- Opening Delimiter -

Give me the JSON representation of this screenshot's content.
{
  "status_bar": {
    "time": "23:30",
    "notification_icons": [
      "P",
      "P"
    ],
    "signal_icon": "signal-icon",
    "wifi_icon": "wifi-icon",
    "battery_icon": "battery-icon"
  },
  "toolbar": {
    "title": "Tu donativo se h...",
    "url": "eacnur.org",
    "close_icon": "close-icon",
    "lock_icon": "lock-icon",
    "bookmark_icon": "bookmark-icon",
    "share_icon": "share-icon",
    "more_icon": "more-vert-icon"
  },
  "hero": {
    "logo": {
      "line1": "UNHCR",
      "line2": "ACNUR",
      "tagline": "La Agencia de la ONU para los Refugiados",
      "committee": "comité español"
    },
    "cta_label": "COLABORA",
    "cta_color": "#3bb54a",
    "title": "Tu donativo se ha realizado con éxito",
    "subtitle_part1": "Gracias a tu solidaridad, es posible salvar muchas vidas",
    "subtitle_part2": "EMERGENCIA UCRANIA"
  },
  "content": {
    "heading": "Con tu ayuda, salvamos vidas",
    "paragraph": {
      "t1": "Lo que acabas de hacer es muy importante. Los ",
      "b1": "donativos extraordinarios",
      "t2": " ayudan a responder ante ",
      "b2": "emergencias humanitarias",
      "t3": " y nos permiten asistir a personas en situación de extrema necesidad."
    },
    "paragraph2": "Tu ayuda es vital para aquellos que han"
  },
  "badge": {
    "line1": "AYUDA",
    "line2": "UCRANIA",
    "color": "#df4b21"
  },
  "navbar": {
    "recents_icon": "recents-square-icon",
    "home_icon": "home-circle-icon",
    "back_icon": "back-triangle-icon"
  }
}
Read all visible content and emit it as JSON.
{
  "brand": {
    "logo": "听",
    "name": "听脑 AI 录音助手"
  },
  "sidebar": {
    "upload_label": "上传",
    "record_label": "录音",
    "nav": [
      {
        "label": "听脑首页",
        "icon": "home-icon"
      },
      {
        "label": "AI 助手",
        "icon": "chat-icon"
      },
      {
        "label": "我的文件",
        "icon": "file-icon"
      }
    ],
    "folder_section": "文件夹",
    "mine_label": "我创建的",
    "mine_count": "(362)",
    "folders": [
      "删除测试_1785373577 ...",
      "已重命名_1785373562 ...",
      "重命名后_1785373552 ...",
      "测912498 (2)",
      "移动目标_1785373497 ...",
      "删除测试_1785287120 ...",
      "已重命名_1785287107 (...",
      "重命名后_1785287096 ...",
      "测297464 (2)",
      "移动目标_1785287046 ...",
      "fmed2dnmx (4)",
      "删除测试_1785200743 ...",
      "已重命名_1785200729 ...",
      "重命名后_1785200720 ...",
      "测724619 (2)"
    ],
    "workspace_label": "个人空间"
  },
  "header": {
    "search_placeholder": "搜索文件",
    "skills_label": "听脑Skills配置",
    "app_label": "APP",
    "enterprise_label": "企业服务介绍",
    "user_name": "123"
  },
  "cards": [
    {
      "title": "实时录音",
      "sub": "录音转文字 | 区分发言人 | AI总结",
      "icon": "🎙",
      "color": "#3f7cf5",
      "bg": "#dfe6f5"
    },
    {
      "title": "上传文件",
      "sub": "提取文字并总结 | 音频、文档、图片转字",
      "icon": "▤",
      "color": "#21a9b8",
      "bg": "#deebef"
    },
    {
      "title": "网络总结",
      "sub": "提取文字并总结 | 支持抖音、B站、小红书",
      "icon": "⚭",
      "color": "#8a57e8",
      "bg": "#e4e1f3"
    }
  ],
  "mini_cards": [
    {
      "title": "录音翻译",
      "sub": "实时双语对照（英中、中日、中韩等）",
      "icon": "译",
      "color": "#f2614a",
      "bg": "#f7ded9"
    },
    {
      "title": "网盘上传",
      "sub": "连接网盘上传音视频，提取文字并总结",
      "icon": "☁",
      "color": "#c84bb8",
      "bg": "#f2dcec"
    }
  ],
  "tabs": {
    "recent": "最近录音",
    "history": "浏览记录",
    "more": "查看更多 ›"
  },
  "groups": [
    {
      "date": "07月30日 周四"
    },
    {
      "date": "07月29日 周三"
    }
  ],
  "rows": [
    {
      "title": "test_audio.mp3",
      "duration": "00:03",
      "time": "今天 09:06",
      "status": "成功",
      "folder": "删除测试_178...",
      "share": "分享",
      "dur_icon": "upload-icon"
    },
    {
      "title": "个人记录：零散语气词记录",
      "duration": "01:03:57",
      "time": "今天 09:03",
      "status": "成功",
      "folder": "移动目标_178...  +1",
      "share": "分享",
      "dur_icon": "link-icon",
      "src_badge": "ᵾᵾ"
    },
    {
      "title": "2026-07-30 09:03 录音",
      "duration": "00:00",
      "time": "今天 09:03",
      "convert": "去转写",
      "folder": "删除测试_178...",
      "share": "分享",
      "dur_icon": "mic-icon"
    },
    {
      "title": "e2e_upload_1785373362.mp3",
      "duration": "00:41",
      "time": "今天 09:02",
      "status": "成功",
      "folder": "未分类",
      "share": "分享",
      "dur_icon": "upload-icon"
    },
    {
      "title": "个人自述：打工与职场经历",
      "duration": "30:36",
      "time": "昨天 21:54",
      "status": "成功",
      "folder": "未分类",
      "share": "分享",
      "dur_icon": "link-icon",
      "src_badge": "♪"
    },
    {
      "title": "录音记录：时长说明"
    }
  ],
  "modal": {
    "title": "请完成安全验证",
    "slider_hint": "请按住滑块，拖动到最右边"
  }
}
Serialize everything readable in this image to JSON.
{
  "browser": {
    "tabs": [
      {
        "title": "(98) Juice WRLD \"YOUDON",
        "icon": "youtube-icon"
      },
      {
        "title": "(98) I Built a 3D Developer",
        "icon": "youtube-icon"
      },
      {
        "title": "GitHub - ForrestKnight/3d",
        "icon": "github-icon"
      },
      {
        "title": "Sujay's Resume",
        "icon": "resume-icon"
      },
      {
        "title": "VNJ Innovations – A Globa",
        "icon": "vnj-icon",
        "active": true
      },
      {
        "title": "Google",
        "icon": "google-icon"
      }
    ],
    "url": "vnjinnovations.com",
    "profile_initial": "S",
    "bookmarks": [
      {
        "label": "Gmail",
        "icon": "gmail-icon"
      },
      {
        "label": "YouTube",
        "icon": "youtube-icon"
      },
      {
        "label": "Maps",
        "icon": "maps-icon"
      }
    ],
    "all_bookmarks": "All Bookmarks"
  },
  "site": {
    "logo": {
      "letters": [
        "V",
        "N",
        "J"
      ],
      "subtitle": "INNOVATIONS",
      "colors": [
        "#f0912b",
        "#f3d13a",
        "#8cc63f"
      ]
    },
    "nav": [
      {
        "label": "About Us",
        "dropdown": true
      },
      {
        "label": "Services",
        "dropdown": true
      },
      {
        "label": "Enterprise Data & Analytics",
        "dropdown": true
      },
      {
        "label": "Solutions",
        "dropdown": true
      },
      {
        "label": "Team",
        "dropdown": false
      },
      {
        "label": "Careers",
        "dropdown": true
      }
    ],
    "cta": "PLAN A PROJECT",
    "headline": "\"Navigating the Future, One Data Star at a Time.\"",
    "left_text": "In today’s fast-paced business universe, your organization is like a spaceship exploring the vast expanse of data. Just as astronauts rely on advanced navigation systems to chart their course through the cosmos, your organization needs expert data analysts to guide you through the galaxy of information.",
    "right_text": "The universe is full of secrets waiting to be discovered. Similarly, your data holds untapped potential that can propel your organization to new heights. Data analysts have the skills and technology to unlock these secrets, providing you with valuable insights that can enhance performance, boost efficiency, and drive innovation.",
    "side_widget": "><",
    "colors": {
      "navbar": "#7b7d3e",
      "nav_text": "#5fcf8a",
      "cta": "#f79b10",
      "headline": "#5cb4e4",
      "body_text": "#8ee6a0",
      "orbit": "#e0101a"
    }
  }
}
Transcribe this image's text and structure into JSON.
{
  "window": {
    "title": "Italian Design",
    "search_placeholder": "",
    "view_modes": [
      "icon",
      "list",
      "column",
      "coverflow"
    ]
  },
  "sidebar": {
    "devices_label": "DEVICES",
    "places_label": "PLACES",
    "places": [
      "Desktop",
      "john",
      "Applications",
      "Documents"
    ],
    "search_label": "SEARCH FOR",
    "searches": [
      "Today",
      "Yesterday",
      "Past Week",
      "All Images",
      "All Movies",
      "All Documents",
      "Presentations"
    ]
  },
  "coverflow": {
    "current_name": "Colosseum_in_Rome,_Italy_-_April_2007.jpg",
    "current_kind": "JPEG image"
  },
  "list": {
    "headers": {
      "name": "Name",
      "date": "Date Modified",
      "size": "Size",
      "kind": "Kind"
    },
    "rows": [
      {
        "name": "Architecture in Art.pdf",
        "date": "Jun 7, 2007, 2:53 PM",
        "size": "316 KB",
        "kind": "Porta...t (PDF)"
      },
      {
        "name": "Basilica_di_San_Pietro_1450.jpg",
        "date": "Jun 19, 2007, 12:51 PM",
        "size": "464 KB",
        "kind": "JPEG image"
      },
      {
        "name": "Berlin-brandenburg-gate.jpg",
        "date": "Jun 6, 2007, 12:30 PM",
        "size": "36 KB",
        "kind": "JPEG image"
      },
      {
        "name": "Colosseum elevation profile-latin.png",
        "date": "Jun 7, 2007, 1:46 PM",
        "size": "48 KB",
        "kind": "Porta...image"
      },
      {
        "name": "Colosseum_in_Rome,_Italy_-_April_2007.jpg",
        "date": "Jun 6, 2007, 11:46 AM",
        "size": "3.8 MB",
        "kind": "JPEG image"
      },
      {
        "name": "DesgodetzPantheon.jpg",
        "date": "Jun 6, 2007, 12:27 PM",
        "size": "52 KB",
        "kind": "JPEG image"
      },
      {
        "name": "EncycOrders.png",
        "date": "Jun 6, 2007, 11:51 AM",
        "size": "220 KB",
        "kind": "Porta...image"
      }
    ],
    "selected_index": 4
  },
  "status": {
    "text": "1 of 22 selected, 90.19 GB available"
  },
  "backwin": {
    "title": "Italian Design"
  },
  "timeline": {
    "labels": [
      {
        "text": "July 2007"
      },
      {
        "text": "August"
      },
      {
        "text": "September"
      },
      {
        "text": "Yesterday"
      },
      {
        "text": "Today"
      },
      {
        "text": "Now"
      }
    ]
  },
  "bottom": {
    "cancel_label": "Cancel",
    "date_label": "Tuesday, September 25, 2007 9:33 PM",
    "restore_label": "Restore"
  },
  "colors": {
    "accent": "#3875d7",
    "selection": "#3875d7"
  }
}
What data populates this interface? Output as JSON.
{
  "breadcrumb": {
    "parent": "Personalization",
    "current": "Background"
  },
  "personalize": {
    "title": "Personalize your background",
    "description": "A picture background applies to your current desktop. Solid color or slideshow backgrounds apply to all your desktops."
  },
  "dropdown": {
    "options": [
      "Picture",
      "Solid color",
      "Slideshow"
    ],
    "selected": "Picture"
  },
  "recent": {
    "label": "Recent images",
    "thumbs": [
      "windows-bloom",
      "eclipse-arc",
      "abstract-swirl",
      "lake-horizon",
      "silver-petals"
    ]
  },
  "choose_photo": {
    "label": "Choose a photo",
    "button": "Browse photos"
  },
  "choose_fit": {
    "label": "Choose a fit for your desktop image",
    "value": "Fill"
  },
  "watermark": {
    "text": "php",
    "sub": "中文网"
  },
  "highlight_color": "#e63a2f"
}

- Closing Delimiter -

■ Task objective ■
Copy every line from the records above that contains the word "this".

■ Expected answer ■
Give me the JSON representation of this screenshot's content.
Serialize everything readable in this image to JSON.
Transcribe this image's text and structure into JSON.
What data populates this interface? Output as JSON.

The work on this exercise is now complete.